JetSeat is offering drug-and-alcohol testing programs for FAR Part 145 repair stations worldwide. FAA Part 91, 135 and 145 operators are required to implement and administer drug-and-alcohol testing programs that include written policy; drug-and-alcohol testing; supervisor and employee training for all safety-sensitive positions; and a continuing drug-and-alcohol abuse prevention program.
“Direct observation” of aviation employees during drug and alcohol tests applies only to individuals who are returning to duty after a previous positive test, or if there is reasonable suspicion. The tests apply to only Part 121 and 135 operations, although some Part 91 operators follow the regulations, according to Dr. Quay Snyder, president and CEO of Virtual Flight Surgeons, Aurora, Colo.
The FAA determined that the minimum percentage rate for substance abuse testing this year will remain at 25 percent of covered aviation employees for random drug testing and 10 percent for random alcohol testing. Data received in the last two years indicates that the positive rate for drug testing is less than 1 percent and the positive rate for alcohol testing has been less than 0.5 percent.
The Flight Safety Foundation Corporate Aviation Committee held a workshop in October about instituting a pilot-friendly drug- and alcohol-abatement program in corporate flight departments. According to Dr.
The FAA on Tuesday issued a final rule amending Part 121 regulations governing drug and alcohol testing to clarify that “each person who performs a safety-sensitive function for a regulated employer by contract, including by subcontract at any tier, is subject to testing.” These amendments are necessary, the FAA said, because guidance has been conflicting for more than a decade “about which contractors were subject to drug and alcohol testing.
The FAA is scheduled tomorrow to issue a notice that compliance with revised drug and alcohol testing requirements for air carriers has been delayed to October 10. The final rule, with an original compliance date of April 10, aims to clarify conflicting guidance issued in the 1990s by making it clear that “safety-sensitive functions performed by persons under subcontract at any tier” are subject to testing.

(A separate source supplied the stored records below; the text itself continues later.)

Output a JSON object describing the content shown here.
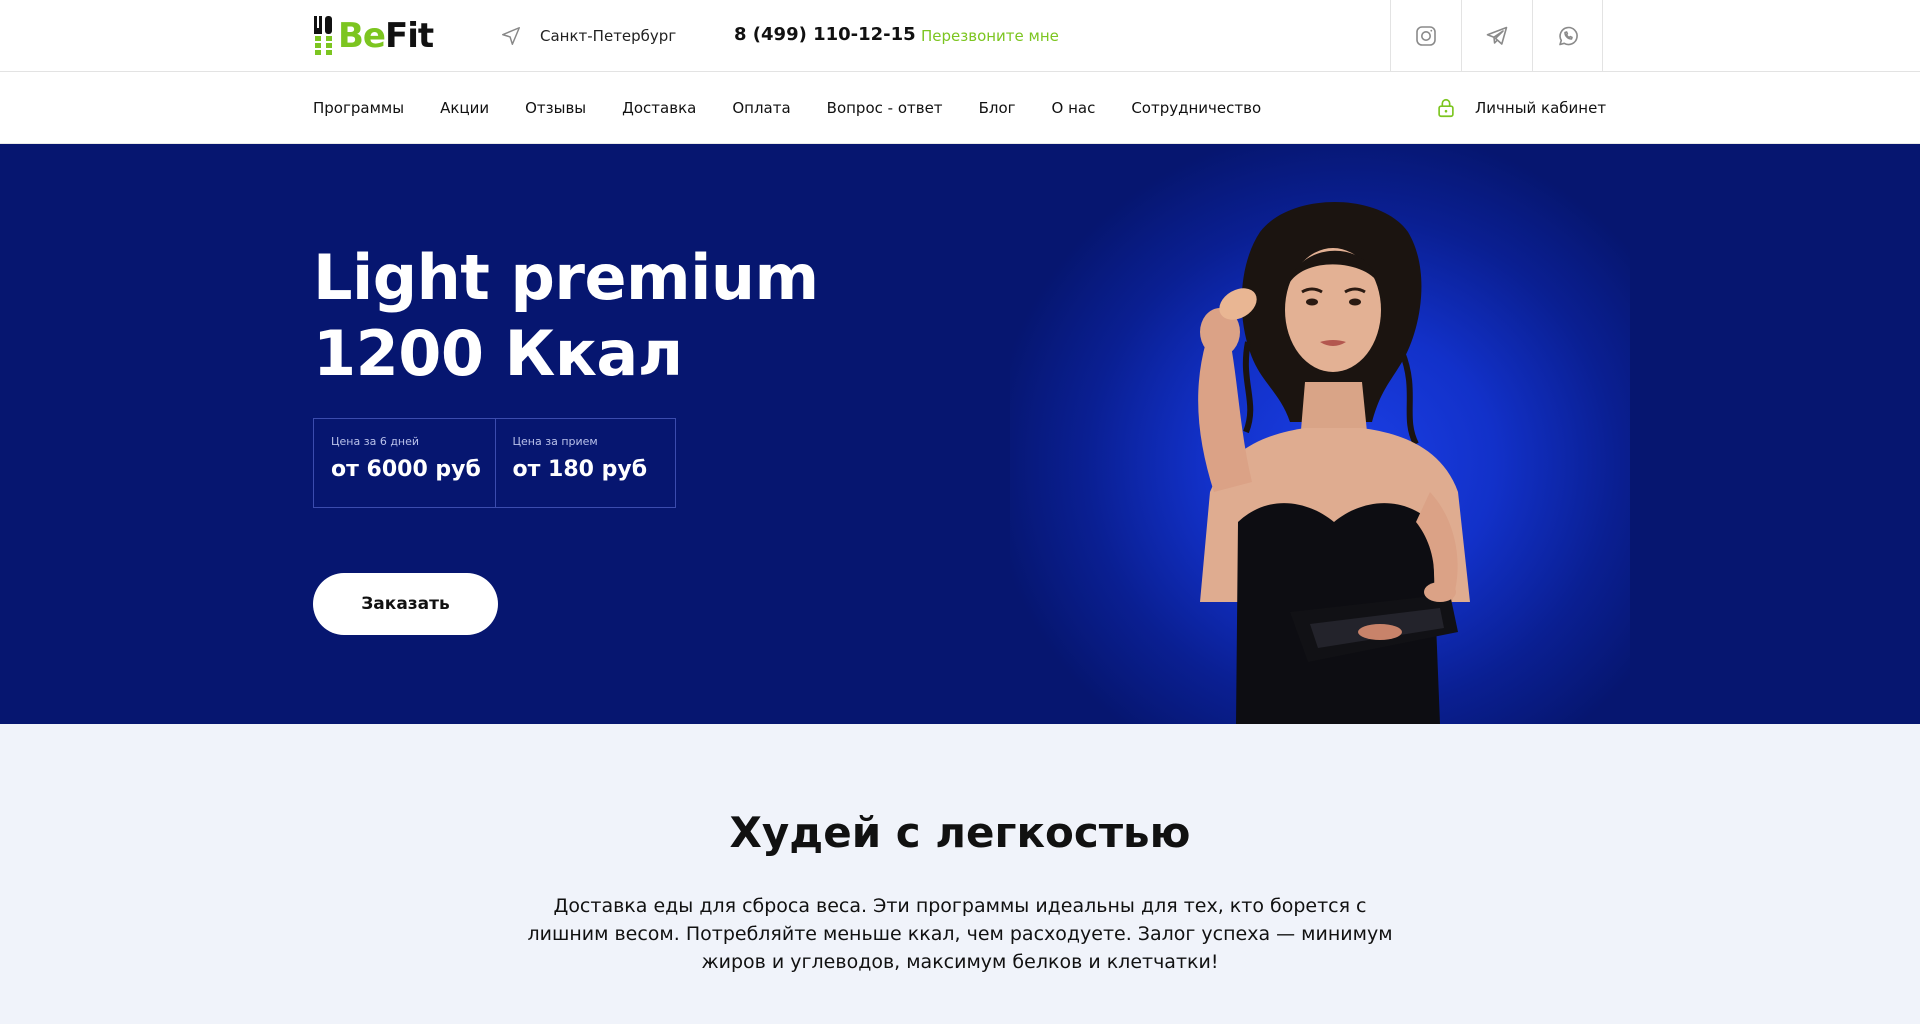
{
  "header": {
    "logo": {
      "part1": "Be",
      "part2": "Fit"
    },
    "city": "Санкт-Петербург",
    "phone": "8 (499) 110-12-15",
    "callback_label": "Перезвоните мне",
    "socials": [
      "instagram-icon",
      "telegram-icon",
      "whatsapp-icon"
    ]
  },
  "nav": {
    "items": [
      {
        "label": "Программы"
      },
      {
        "label": "Акции"
      },
      {
        "label": "Отзывы"
      },
      {
        "label": "Доставка"
      },
      {
        "label": "Оплата"
      },
      {
        "label": "Вопрос - ответ"
      },
      {
        "label": "Блог"
      },
      {
        "label": "О нас"
      },
      {
        "label": "Сотрудничество"
      }
    ],
    "cabinet_label": "Личный кабинет"
  },
  "hero": {
    "title_line1": "Light premium",
    "title_line2": "1200 Ккал",
    "prices": [
      {
        "label": "Цена за 6 дней",
        "value": "от 6000 руб"
      },
      {
        "label": "Цена за прием",
        "value": "от 180 руб"
      }
    ],
    "order_label": "Заказать"
  },
  "intro": {
    "title": "Худей с легкостью",
    "text": "Доставка еды для сброса веса. Эти программы идеальны для тех, кто борется с лишним весом. Потребляйте меньше ккал, чем расходуете. Залог успеха — минимум жиров и углеводов, максимум белков и клетчатки!"
  },
  "colors": {
    "accent": "#7cc520",
    "hero_bg": "#061670",
    "intro_bg": "#f0f3fa"
  }
}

The FAA recently amended Part 121 regulations governing drug and alcohol testing to clarify that “each person who performs a safety-sensitive function for a regulated employer by contract, including by subcontract at any tier, is subject to testing.” Guidance has been conflicting for more than a decade about which contractors were subject to drug and alcohol testing.